◆ Task requirements ◆
Only the line containing "Read all visible content and emit it as JSON." and those after it, up to the end of the records below, are to be set down, exactly as written.

[Website and app data records]
◇ ◇ ◇ ◇

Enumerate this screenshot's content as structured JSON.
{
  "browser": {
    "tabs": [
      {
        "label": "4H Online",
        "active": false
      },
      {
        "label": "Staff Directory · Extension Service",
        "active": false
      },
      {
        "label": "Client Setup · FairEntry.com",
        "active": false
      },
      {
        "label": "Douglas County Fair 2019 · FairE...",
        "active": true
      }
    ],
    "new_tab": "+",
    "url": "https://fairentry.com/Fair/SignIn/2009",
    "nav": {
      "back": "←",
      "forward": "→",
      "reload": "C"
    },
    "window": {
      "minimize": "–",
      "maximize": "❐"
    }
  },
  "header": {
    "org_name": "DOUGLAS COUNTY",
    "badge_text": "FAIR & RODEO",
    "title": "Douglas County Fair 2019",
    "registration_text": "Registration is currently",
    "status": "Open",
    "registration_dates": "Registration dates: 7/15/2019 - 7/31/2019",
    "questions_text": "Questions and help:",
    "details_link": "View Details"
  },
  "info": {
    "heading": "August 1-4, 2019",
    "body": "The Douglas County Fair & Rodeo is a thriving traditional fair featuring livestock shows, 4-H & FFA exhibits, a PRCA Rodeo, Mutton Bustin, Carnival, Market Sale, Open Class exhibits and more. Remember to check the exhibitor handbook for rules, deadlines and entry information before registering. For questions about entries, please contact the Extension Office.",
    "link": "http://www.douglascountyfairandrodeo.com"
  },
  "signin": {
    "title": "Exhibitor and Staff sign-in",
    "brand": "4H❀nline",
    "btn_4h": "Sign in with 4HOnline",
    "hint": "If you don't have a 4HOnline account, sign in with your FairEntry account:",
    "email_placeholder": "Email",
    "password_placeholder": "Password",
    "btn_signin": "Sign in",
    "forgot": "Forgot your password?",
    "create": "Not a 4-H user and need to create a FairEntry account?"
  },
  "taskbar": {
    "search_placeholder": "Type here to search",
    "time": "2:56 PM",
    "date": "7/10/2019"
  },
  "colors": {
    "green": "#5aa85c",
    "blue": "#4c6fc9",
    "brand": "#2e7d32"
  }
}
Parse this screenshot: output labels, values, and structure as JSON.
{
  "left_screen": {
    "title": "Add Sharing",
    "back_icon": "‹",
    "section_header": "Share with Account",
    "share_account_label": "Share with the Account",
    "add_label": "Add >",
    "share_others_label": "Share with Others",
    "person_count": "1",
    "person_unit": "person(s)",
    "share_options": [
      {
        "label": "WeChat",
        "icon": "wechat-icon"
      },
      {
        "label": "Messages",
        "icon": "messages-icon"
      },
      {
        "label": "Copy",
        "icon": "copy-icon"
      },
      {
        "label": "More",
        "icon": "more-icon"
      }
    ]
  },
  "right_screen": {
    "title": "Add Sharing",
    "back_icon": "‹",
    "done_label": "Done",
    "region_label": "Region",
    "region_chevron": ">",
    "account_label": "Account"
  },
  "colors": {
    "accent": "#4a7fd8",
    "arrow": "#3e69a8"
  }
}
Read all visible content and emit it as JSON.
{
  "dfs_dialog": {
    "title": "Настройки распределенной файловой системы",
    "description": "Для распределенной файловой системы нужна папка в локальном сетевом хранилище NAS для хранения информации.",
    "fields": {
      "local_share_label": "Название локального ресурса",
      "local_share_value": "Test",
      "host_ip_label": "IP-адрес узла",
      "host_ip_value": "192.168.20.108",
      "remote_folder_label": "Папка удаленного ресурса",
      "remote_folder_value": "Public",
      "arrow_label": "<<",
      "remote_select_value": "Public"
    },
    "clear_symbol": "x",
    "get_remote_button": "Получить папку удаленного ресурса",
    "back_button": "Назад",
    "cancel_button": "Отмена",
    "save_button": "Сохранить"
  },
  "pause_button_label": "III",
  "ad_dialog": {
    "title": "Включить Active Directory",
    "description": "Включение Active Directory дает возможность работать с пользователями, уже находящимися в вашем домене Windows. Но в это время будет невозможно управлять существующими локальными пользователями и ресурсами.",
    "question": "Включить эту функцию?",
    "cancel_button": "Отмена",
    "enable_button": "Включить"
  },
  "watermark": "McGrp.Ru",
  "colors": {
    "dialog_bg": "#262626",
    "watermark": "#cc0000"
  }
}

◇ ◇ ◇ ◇

◆ Output for this exercise ◆
Read all visible content and emit it as JSON.
{
  "dfs_dialog": {
    "title": "Настройки распределенной файловой системы",
    "description": "Для распределенной файловой системы нужна папка в локальном сетевом хранилище NAS для хранения информации.",
    "fields": {
      "local_share_label": "Название локального ресурса",
      "local_share_value": "Test",
      "host_ip_label": "IP-адрес узла",
      "host_ip_value": "192.168.20.108",
      "remote_folder_label": "Папка удаленного ресурса",
      "remote_folder_value": "Public",
      "arrow_label": "<<",
      "remote_select_value": "Public"
    },
    "clear_symbol": "x",
    "get_remote_button": "Получить папку удаленного ресурса",
    "back_button": "Назад",
    "cancel_button": "Отмена",
    "save_button": "Сохранить"
  },
  "pause_button_label": "III",
  "ad_dialog": {
    "title": "Включить Active Directory",
    "description": "Включение Active Directory дает возможность работать с пользователями, уже находящимися в вашем домене Windows. Но в это время будет невозможно управлять существующими локальными пользователями и ресурсами.",
    "question": "Включить эту функцию?",
    "cancel_button": "Отмена",
    "enable_button": "Включить"
  },
  "watermark": "McGrp.Ru",
  "colors": {
    "dialog_bg": "#262626",
    "watermark": "#cc0000"
  }
}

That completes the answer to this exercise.